• What you will do:
What you return must match the records word for word, except that pictures are dropped.

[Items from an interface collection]
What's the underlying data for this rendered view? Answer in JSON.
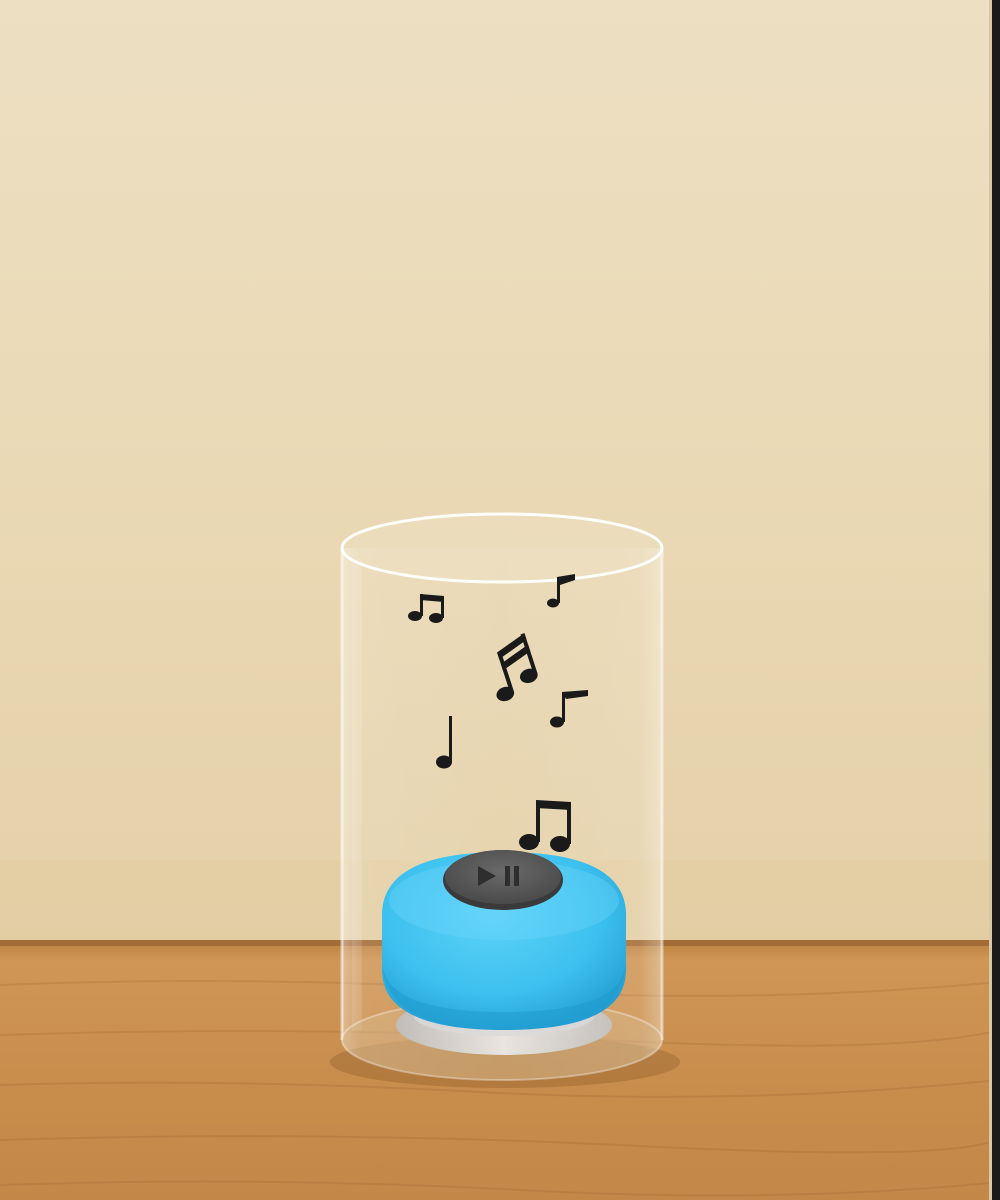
{
  "scene": {
    "subject": "cylinder-glass",
    "speaker": {
      "button": "play-pause-icon"
    },
    "notes": [
      "beamed-eighth-notes-icon",
      "eighth-note-icon",
      "beamed-sixteenth-notes-icon",
      "eighth-note-icon",
      "quarter-note-icon",
      "beamed-eighth-notes-icon"
    ],
    "colors": {
      "wall_top": "#ebddbd",
      "wall_bottom": "#e6d3ad",
      "table": "#c98f4c",
      "table_edge": "#a8703a",
      "speaker": "#3ec2ee",
      "speaker_dark": "#1f99cf",
      "button": "#5b5b5b",
      "notes": "#1a1a1a"
    }
  }
}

• Answer to this exercise:
What's the underlying data for this rendered view? Answer in JSON.
{
  "scene": {
    "subject": "cylinder-glass",
    "speaker": {
      "button": "play-pause-icon"
    },
    "notes": [
      "beamed-eighth-notes-icon",
      "eighth-note-icon",
      "beamed-sixteenth-notes-icon",
      "eighth-note-icon",
      "quarter-note-icon",
      "beamed-eighth-notes-icon"
    ],
    "colors": {
      "wall_top": "#ebddbd",
      "wall_bottom": "#e6d3ad",
      "table": "#c98f4c",
      "table_edge": "#a8703a",
      "speaker": "#3ec2ee",
      "speaker_dark": "#1f99cf",
      "button": "#5b5b5b",
      "notes": "#1a1a1a"
    }
  }
}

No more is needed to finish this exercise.